■ ASSIGNMENT
Look through the listing below, and wherever a line has the string "name", copy it.

(Beginning of PROVIDED RECORDS)

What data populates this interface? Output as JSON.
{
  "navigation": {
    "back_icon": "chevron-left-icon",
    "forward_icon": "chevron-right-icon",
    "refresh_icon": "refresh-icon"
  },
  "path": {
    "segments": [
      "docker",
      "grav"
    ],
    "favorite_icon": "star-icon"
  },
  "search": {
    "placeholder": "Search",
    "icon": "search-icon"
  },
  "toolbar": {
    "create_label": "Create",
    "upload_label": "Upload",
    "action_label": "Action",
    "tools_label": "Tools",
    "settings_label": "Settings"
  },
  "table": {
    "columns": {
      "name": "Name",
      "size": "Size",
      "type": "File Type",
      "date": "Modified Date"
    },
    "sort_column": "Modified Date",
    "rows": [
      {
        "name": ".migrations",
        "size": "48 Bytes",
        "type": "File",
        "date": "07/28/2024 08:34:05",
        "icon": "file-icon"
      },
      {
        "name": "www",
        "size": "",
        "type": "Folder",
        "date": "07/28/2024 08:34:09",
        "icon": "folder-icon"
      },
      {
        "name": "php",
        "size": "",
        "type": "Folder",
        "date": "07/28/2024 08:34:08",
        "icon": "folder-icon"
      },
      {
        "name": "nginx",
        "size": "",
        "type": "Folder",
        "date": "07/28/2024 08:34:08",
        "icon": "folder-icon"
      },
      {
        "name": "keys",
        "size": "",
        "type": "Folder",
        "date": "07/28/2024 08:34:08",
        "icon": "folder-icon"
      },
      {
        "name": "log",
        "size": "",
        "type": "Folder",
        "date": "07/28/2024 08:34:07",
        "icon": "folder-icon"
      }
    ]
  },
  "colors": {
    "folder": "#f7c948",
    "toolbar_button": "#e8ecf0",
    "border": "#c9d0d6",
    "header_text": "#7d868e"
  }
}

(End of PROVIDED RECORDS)

■ PROBLEM SOLUTION
      "name": "Name",
        "name": ".migrations",
        "name": "www",
        "name": "php",
        "name": "nginx",
        "name": "keys",
        "name": "log",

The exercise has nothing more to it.